Samuel Michaud is surprisingly lucid after being awake and moving for 29 consecutive hours in Victoria Square.

Considering he has been practising the ancient Chinese mind and body discipline of Tai-Chi for the entire time, maybe it’s not so surprising.

“I feel great actually. I’m filled with energy. I’m in a little bit of physical pain but I’m good to go,” he said.

Michaud broke the world record for longest Tai-Chi marathon Sept. 20 at noon and was still moving and grooving as the downtown lunch crowd filled the square.

His goal is to make it to the 36-hour mark.

“I thought it would be the perfect place to do such a challenge. Being surrounded by buildings, traffic and stressed people. To have that contrast between the Tai-Chi slow movement and downtown Montreal,” he said.

Michaud has been practising Tai-Chi for 15 years and decided to undertake the challenge to make it into the Guinness World Records. He also started a Gofundme campaign to raise money for the Make-A-Wish Foundation.

Michaud asked some in the crowd to join him and shadow his movements as he broke the record.

Lise Groleau was one of about a dozen who joined in. She has been practising Tai-Chi for five years and says she is inspired by Michaud’s efforts.

“I cannot imagine it - it’s too much," she said. "That guy is amazing. You have to have a strong mind and a special spirit because your body is going to go through a lot of obstacles.”

Ricardo Nyam also joined in for the short Tai-Chi session. He said Michaud’s training discipline is what most impressed him.

“This guy is next level. He had to train for months and months like you would do for a marathon,” he said.

Michaud spent much of the past three months preparing himself for the record-breaking feat. He is only allowed to rest for five minutes every hour, so he trained with a hypnotherapist to find a ‘trigger’ that allows him to reach a deep state of sleep within a very short amount of time. He has also altered his diet and eating habits and began micro-dosing food so that his digestive system has a memory of his diet and eating habits and he won’t feel tired or hungry during his Tai-Chi challenge.

He also spent 30 out of 36 hours walking around Montreal one night, from Victoria Square to the airport, to Rosemont and then back again to Victoria Square.
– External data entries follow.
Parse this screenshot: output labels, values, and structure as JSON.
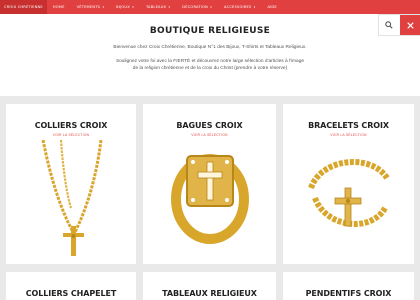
{
  "nav": {
    "items": [
      {
        "label": "CROIX CHRÉTIENNE",
        "active": true
      },
      {
        "label": "HOME",
        "active": false
      },
      {
        "label": "VÊTEMENTS",
        "active": false,
        "caret": true
      },
      {
        "label": "BIJOUX",
        "active": false,
        "caret": true
      },
      {
        "label": "TABLEAUX",
        "active": false,
        "caret": true
      },
      {
        "label": "DÉCORATION",
        "active": false,
        "caret": true
      },
      {
        "label": "ACCESSOIRES",
        "active": false,
        "caret": true
      },
      {
        "label": "AIDE",
        "active": false
      }
    ],
    "caret_glyph": "▾"
  },
  "search": {
    "search_icon": "search-icon",
    "close_icon": "close-icon"
  },
  "header": {
    "title": "BOUTIQUE RELIGIEUSE",
    "line1": "Bienvenue chez Croix Chrétienne, Boutique N°1 des Bijoux, T-Shirts et Tableaux Religieux.",
    "line2": "Soulignez votre foi avec la FIERTÉ et découvrez notre large sélection d'articles à l'image",
    "line3": "de la religion chrétienne et de la croix du Christ (prendre à votre réserve)"
  },
  "cards": [
    {
      "title": "COLLIERS CROIX",
      "link": "VOIR LA SÉLECTION"
    },
    {
      "title": "BAGUES CROIX",
      "link": "VOIR LA SÉLECTION"
    },
    {
      "title": "BRACELETS CROIX",
      "link": "VOIR LA SÉLECTION"
    },
    {
      "title": "COLLIERS CHAPELET",
      "link": ""
    },
    {
      "title": "TABLEAUX RELIGIEUX",
      "link": ""
    },
    {
      "title": "PENDENTIFS CROIX",
      "link": ""
    }
  ],
  "colors": {
    "accent": "#e0403f",
    "gold": "#d9a62c",
    "background_band": "#e9e9e9"
  }
}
Michaud credits the mental lessons Tai-Chi has taught him, as well as his friends and family, to get him through the endeavour, but he says the record is not necessarily what’s driving him.

“It’s more about the challenge and what I can learn from it,” he said.